▶ **EXERCISE REQUIREMENTS**
Across these entries, how many lines contain the word "wechat"? Answer with only the number.

Page and application data records:
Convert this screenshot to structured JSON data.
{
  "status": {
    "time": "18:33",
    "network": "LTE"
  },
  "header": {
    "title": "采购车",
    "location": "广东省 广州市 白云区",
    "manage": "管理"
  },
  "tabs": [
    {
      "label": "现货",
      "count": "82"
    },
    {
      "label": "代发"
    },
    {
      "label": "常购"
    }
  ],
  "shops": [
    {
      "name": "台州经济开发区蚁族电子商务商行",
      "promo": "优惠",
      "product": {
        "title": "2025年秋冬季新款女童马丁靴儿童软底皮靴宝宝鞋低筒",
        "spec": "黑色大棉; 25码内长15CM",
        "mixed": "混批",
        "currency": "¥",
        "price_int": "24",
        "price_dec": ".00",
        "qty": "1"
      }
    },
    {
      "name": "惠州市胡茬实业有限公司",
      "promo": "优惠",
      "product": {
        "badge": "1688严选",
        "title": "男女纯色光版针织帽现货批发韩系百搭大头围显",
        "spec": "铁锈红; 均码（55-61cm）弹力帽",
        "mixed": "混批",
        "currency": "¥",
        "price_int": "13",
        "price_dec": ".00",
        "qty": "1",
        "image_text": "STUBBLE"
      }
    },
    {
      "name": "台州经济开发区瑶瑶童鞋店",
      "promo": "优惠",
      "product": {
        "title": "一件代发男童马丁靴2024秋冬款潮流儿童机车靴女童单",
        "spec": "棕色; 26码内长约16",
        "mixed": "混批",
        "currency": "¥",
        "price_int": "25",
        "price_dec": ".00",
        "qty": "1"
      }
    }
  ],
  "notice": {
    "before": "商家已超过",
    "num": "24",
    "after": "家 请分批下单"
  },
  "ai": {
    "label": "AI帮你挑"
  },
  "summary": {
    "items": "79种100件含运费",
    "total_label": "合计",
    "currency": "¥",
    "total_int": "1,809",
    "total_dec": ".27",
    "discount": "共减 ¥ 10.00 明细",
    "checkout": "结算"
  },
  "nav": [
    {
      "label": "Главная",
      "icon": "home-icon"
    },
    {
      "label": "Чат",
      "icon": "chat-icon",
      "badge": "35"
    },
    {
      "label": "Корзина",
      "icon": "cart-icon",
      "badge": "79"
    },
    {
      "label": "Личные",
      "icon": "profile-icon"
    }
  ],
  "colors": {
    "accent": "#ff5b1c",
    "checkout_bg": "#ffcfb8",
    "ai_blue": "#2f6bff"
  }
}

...

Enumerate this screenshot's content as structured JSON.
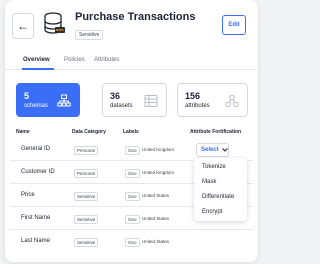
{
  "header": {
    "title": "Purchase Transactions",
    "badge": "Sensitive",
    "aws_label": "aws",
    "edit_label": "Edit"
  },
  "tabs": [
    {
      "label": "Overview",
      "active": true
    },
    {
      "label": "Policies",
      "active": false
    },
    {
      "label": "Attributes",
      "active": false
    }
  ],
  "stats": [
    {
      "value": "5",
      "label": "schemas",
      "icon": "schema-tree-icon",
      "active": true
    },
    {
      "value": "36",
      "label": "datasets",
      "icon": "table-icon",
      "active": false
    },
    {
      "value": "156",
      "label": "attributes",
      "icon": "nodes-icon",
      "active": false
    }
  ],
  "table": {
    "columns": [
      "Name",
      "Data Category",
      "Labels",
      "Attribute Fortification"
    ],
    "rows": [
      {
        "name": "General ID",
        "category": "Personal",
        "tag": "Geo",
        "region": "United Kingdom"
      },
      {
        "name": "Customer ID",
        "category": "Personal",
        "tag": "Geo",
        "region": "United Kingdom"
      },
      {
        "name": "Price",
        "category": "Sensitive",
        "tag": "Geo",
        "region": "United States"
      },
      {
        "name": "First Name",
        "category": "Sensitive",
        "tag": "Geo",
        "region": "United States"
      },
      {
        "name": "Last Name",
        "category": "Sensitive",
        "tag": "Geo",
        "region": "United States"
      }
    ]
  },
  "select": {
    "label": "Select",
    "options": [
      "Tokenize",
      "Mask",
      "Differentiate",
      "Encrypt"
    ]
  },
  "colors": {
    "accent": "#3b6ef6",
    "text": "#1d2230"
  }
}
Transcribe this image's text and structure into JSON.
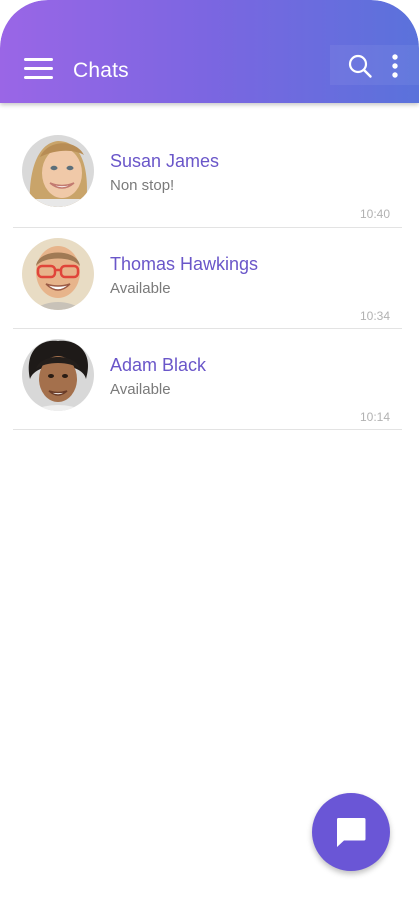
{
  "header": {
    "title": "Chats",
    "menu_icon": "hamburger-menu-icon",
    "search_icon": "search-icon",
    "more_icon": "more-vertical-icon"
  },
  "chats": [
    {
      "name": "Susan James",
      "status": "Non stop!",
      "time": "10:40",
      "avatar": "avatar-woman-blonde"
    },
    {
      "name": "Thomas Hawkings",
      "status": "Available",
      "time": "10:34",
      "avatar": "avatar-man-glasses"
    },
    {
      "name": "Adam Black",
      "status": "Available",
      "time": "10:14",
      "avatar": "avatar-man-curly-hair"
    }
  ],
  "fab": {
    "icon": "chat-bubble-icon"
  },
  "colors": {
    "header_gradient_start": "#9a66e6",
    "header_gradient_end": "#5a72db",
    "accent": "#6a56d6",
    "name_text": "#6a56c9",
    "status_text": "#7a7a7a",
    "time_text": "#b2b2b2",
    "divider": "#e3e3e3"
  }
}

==

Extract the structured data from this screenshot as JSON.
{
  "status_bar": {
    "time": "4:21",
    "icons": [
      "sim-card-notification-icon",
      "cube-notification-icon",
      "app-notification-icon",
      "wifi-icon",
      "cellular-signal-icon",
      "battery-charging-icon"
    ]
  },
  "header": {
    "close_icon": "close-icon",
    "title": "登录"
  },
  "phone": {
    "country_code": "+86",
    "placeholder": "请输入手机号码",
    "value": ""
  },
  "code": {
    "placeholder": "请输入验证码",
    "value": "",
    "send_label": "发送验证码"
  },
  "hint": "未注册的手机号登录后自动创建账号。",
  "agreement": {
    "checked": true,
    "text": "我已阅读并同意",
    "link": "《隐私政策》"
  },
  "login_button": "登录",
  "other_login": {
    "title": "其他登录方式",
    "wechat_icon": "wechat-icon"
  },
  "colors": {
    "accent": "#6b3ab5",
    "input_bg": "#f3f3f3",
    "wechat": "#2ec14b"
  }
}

▶ **SOLUTION FOR THIS PROBLEM**
2